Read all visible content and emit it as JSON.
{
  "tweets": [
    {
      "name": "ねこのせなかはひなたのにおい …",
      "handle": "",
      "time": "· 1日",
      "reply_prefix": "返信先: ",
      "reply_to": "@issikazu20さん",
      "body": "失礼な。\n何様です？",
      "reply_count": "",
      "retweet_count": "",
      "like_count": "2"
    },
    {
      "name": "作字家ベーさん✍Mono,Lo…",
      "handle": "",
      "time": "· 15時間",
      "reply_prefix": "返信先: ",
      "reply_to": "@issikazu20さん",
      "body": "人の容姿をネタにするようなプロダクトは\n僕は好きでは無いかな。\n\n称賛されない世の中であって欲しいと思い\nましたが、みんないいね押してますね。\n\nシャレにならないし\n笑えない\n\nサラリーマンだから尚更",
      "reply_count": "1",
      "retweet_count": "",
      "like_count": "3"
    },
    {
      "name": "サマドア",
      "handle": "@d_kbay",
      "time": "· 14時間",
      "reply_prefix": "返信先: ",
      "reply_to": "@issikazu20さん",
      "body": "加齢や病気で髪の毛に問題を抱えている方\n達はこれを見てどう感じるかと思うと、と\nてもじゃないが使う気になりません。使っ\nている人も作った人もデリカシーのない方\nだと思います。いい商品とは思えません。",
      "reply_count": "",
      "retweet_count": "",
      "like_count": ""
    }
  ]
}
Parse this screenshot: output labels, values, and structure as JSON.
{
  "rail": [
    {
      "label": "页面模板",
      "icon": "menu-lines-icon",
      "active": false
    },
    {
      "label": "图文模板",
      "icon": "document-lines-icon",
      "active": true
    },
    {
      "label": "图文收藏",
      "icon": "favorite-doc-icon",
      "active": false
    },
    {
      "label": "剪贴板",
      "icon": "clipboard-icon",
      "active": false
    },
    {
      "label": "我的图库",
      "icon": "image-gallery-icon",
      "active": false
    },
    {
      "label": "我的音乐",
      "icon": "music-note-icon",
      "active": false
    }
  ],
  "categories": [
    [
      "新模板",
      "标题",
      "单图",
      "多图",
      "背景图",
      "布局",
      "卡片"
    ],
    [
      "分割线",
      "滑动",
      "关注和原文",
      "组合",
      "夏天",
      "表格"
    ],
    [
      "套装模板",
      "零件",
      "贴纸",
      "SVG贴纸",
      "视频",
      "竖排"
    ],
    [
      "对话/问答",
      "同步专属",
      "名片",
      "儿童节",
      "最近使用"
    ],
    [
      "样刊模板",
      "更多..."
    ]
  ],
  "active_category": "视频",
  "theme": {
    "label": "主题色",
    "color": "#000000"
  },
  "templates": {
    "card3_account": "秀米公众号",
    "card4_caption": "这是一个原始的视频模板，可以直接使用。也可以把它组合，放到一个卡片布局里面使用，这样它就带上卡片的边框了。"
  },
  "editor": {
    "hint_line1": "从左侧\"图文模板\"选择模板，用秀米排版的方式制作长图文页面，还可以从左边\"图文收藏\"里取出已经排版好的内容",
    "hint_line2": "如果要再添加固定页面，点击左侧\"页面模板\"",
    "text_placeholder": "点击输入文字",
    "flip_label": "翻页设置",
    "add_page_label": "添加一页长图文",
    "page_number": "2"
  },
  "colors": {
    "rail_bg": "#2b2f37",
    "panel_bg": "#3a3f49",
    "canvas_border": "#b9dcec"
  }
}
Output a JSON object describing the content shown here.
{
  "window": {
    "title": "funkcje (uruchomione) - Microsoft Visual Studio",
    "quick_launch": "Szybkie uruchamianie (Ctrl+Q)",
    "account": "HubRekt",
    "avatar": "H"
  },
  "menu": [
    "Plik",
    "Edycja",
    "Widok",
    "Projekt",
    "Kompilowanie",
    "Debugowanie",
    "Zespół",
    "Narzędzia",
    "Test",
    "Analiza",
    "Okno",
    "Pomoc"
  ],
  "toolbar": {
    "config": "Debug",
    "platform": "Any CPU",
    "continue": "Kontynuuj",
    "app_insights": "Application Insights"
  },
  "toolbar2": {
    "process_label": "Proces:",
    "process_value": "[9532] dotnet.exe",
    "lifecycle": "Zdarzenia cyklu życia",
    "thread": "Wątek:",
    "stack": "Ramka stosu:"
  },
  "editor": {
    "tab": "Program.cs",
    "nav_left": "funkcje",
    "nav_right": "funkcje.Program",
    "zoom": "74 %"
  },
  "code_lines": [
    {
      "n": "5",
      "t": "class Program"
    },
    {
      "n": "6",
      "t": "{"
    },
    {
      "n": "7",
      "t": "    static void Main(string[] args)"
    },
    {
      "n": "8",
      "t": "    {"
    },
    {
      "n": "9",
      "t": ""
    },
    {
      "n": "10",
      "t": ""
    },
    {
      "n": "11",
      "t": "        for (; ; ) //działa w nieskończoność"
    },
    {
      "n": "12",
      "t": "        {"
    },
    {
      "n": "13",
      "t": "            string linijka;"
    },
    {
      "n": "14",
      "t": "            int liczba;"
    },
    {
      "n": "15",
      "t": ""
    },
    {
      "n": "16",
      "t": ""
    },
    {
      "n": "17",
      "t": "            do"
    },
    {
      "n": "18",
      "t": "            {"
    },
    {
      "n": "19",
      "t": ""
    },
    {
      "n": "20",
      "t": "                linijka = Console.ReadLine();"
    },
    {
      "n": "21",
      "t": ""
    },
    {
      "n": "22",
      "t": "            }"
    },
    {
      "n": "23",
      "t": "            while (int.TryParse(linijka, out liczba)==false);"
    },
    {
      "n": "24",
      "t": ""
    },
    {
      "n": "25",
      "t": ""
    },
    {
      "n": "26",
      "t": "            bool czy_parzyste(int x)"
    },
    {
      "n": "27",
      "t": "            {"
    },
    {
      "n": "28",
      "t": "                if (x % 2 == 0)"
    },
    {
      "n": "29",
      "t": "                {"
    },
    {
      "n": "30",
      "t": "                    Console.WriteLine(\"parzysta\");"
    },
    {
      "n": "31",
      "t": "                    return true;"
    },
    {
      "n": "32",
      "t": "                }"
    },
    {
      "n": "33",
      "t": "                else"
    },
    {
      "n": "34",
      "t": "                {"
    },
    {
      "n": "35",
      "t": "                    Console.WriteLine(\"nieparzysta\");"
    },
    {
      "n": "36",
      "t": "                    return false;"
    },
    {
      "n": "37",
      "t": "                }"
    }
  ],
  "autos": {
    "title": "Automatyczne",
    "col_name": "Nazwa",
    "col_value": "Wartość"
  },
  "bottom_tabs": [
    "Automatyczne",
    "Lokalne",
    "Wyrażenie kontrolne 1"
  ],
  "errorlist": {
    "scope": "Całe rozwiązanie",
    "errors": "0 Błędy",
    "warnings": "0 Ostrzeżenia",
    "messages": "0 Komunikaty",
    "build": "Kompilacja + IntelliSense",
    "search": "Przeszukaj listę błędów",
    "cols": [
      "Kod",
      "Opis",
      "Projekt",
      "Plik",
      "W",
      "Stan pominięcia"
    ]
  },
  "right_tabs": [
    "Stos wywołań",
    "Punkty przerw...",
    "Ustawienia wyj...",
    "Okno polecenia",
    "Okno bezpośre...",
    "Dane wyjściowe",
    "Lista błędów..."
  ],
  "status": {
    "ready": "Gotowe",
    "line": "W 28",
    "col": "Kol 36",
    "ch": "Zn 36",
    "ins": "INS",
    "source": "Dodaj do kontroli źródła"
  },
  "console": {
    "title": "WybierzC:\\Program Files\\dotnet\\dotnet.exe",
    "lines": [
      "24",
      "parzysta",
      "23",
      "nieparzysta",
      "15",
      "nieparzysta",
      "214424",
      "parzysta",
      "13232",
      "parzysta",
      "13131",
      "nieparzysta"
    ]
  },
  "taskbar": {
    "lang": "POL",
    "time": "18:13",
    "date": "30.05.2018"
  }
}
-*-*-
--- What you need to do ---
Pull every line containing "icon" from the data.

--- Response box ---
      "icon": "menu-lines-icon",
      "icon": "document-lines-icon",
      "icon": "favorite-doc-icon",
      "icon": "clipboard-icon",
      "icon": "image-gallery-icon",
      "icon": "music-note-icon",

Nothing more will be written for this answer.